__TRY IT__: Copy all of the data that follows without altering a word.
INFORMATION GIVEN below:
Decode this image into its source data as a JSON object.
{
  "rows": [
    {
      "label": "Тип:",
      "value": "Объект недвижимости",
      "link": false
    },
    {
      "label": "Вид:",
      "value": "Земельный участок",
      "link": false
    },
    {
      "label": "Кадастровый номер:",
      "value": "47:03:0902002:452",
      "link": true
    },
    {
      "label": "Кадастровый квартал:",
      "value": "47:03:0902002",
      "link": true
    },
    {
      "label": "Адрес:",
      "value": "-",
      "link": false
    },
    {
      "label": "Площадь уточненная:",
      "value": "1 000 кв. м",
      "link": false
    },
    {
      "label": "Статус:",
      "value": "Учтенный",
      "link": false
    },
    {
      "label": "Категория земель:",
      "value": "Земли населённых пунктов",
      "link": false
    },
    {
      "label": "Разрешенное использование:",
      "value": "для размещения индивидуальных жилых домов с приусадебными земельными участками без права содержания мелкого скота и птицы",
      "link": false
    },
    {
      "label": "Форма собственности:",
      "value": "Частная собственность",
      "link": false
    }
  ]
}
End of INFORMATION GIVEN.
__OUTPUT OF THE TASK__:
Decode this image into its source data as a JSON object.
{
  "rows": [
    {
      "label": "Тип:",
      "value": "Объект недвижимости",
      "link": false
    },
    {
      "label": "Вид:",
      "value": "Земельный участок",
      "link": false
    },
    {
      "label": "Кадастровый номер:",
      "value": "47:03:0902002:452",
      "link": true
    },
    {
      "label": "Кадастровый квартал:",
      "value": "47:03:0902002",
      "link": true
    },
    {
      "label": "Адрес:",
      "value": "-",
      "link": false
    },
    {
      "label": "Площадь уточненная:",
      "value": "1 000 кв. м",
      "link": false
    },
    {
      "label": "Статус:",
      "value": "Учтенный",
      "link": false
    },
    {
      "label": "Категория земель:",
      "value": "Земли населённых пунктов",
      "link": false
    },
    {
      "label": "Разрешенное использование:",
      "value": "для размещения индивидуальных жилых домов с приусадебными земельными участками без права содержания мелкого скота и птицы",
      "link": false
    },
    {
      "label": "Форма собственности:",
      "value": "Частная собственность",
      "link": false
    }
  ]
}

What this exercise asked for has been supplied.